(Stored dataset items)
◇ ◇ ◇ ◇ ◇

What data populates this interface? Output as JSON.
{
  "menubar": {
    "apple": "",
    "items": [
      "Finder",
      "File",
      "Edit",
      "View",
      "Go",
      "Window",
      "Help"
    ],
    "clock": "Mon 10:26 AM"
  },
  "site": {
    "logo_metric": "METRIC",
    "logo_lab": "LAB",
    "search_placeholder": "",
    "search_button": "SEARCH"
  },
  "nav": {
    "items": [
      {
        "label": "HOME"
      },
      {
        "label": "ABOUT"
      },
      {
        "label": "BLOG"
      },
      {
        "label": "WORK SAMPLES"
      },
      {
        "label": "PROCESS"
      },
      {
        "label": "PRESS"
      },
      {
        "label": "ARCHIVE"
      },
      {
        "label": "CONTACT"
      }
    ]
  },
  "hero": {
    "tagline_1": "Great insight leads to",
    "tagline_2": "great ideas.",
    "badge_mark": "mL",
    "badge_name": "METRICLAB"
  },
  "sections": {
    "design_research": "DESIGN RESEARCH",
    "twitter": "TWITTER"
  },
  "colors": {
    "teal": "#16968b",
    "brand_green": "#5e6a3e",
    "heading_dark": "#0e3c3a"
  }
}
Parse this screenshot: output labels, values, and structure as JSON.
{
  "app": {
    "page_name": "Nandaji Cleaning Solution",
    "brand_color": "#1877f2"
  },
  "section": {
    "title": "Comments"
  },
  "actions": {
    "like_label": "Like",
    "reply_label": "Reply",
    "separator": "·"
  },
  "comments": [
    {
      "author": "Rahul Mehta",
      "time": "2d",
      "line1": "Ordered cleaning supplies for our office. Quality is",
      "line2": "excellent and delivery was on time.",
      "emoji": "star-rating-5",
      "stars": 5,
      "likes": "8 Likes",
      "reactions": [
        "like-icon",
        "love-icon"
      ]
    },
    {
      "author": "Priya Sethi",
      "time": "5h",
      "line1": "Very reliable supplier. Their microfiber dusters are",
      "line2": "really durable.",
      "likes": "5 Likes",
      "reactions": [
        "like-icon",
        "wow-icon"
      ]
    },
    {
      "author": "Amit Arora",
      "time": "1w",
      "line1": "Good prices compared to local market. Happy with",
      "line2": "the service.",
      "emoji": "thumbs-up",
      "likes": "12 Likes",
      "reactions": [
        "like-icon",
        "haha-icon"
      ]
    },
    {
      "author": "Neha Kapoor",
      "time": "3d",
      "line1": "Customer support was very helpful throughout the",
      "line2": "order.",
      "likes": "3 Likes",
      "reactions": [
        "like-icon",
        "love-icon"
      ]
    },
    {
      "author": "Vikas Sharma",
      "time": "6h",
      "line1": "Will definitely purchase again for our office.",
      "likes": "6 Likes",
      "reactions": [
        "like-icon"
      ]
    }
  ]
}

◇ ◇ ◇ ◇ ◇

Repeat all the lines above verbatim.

What data populates this interface? Output as JSON.
{
  "menubar": {
    "apple": "",
    "items": [
      "Finder",
      "File",
      "Edit",
      "View",
      "Go",
      "Window",
      "Help"
    ],
    "clock": "Mon 10:26 AM"
  },
  "site": {
    "logo_metric": "METRIC",
    "logo_lab": "LAB",
    "search_placeholder": "",
    "search_button": "SEARCH"
  },
  "nav": {
    "items": [
      {
        "label": "HOME"
      },
      {
        "label": "ABOUT"
      },
      {
        "label": "BLOG"
      },
      {
        "label": "WORK SAMPLES"
      },
      {
        "label": "PROCESS"
      },
      {
        "label": "PRESS"
      },
      {
        "label": "ARCHIVE"
      },
      {
        "label": "CONTACT"
      }
    ]
  },
  "hero": {
    "tagline_1": "Great insight leads to",
    "tagline_2": "great ideas.",
    "badge_mark": "mL",
    "badge_name": "METRICLAB"
  },
  "sections": {
    "design_research": "DESIGN RESEARCH",
    "twitter": "TWITTER"
  },
  "colors": {
    "teal": "#16968b",
    "brand_green": "#5e6a3e",
    "heading_dark": "#0e3c3a"
  }
}
Parse this screenshot: output labels, values, and structure as JSON.
{
  "app": {
    "page_name": "Nandaji Cleaning Solution",
    "brand_color": "#1877f2"
  },
  "section": {
    "title": "Comments"
  },
  "actions": {
    "like_label": "Like",
    "reply_label": "Reply",
    "separator": "·"
  },
  "comments": [
    {
      "author": "Rahul Mehta",
      "time": "2d",
      "line1": "Ordered cleaning supplies for our office. Quality is",
      "line2": "excellent and delivery was on time.",
      "emoji": "star-rating-5",
      "stars": 5,
      "likes": "8 Likes",
      "reactions": [
        "like-icon",
        "love-icon"
      ]
    },
    {
      "author": "Priya Sethi",
      "time": "5h",
      "line1": "Very reliable supplier. Their microfiber dusters are",
      "line2": "really durable.",
      "likes": "5 Likes",
      "reactions": [
        "like-icon",
        "wow-icon"
      ]
    },
    {
      "author": "Amit Arora",
      "time": "1w",
      "line1": "Good prices compared to local market. Happy with",
      "line2": "the service.",
      "emoji": "thumbs-up",
      "likes": "12 Likes",
      "reactions": [
        "like-icon",
        "haha-icon"
      ]
    },
    {
      "author": "Neha Kapoor",
      "time": "3d",
      "line1": "Customer support was very helpful throughout the",
      "line2": "order.",
      "likes": "3 Likes",
      "reactions": [
        "like-icon",
        "love-icon"
      ]
    },
    {
      "author": "Vikas Sharma",
      "time": "6h",
      "line1": "Will definitely purchase again for our office.",
      "likes": "6 Likes",
      "reactions": [
        "like-icon"
      ]
    }
  ]
}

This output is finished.